ARCH hawk Andrew Sentance ended his term at the Bank of England yesterday unable to convince his colleagues to normalise interest rates.
Historically low interest rates were kept on hold at 0.5 per cent for May, the monetary policy committee (MPC) announced.
Today, coincidentally, marks 14 years since the Bank of England’s independence was announced by Gordon Brown, chancellor at the time – sparking the creation of the MPC.
Rates have been held low since March 2009 by the MPC, despite Sentance voting for a steady rise every month from June of last year.
Three members of the nine-man committee have voted for increased rates since February.
Yet the minutes of April’s meeting revealed that the other two hawks -- Spencer Dale and Martin Weale – were less convinced than Sentance on the need for tightening.
And Weale’s recent comments suggest that he may be harbouring second thoughts. “First quarter GDP is likely to be weaker than many people, including myself, would have assumed,” Weale had said.
“It’s a big deal,” commented Richard Barwell, economist at RBS. “Weale sounds like a man backing off.”
From next month Sentance will be replaced on the committee by Goldman Sachs economist Ben Broadbent.

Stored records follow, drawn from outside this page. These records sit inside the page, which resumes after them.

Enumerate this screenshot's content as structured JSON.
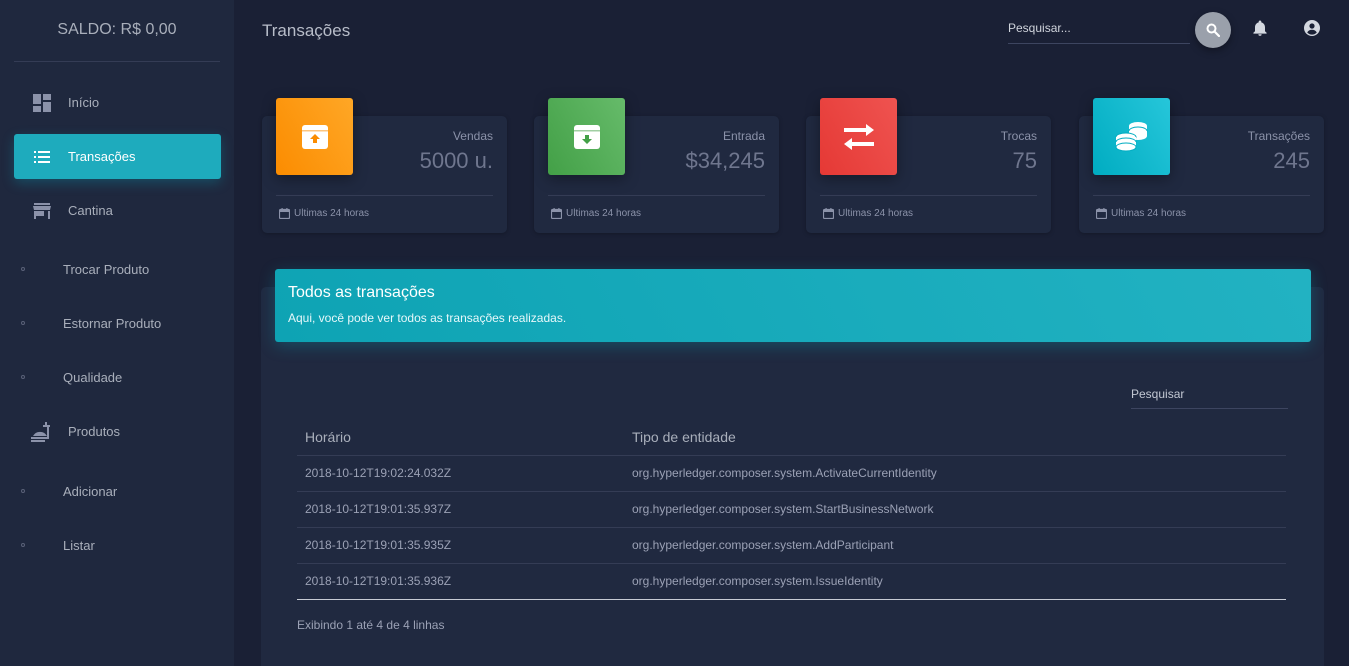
{
  "sidebar": {
    "balance": "SALDO: R$ 0,00",
    "items": [
      {
        "label": "Início",
        "icon": "dashboard-icon"
      },
      {
        "label": "Transações",
        "icon": "list-icon",
        "active": true
      },
      {
        "label": "Cantina",
        "icon": "store-icon"
      },
      {
        "label": "Trocar Produto"
      },
      {
        "label": "Estornar Produto"
      },
      {
        "label": "Qualidade"
      },
      {
        "label": "Produtos",
        "icon": "room-service-icon"
      },
      {
        "label": "Adicionar"
      },
      {
        "label": "Listar"
      }
    ]
  },
  "header": {
    "title": "Transações",
    "search_placeholder": "Pesquisar...",
    "icons": [
      "search-icon",
      "notifications-icon",
      "account-icon"
    ]
  },
  "stats": [
    {
      "category": "Vendas",
      "value": "5000 u.",
      "footer": "Ultimas 24 horas",
      "color": "#fb8c00",
      "icon": "archive-up-icon"
    },
    {
      "category": "Entrada",
      "value": "$34,245",
      "footer": "Ultimas 24 horas",
      "color": "#43a047",
      "icon": "archive-down-icon"
    },
    {
      "category": "Trocas",
      "value": "75",
      "footer": "Ultimas 24 horas",
      "color": "#e53935",
      "icon": "swap-icon"
    },
    {
      "category": "Transações",
      "value": "245",
      "footer": "Ultimas 24 horas",
      "color": "#00acc1",
      "icon": "coins-icon"
    }
  ],
  "panel": {
    "title": "Todos as transações",
    "subtitle": "Aqui, você pode ver todos as transações realizadas.",
    "search_placeholder": "Pesquisar",
    "columns": [
      "Horário",
      "Tipo de entidade"
    ],
    "rows": [
      [
        "2018-10-12T19:02:24.032Z",
        "org.hyperledger.composer.system.ActivateCurrentIdentity"
      ],
      [
        "2018-10-12T19:01:35.937Z",
        "org.hyperledger.composer.system.StartBusinessNetwork"
      ],
      [
        "2018-10-12T19:01:35.935Z",
        "org.hyperledger.composer.system.AddParticipant"
      ],
      [
        "2018-10-12T19:01:35.936Z",
        "org.hyperledger.composer.system.IssueIdentity"
      ]
    ],
    "footer": "Exibindo 1 até 4 de 4 linhas"
  },
  "colors": {
    "background": "#1a2035",
    "sidebar": "#1f283e",
    "card": "#202940",
    "accent": "#1eabbd"
  }
}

Broadbent is expected to be hawkish, yet analysts say it is notoriously difficult to predict how new members of the committee will vote.

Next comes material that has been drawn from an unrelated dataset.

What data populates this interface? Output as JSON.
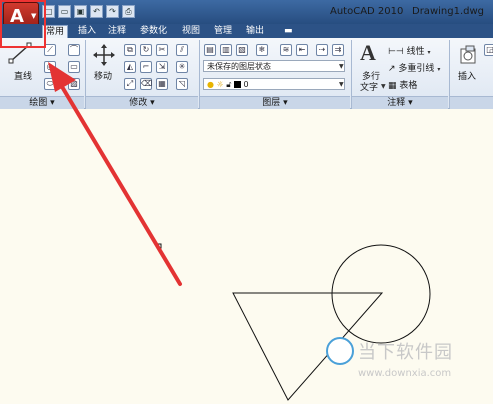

“Most forecasters now think that the tightening cycle will simply start later this year,” said Deloitte’s Roger Bootle yesterday, “but I am sticking with my view that interest rates will stay at one per cent or below until 2014.”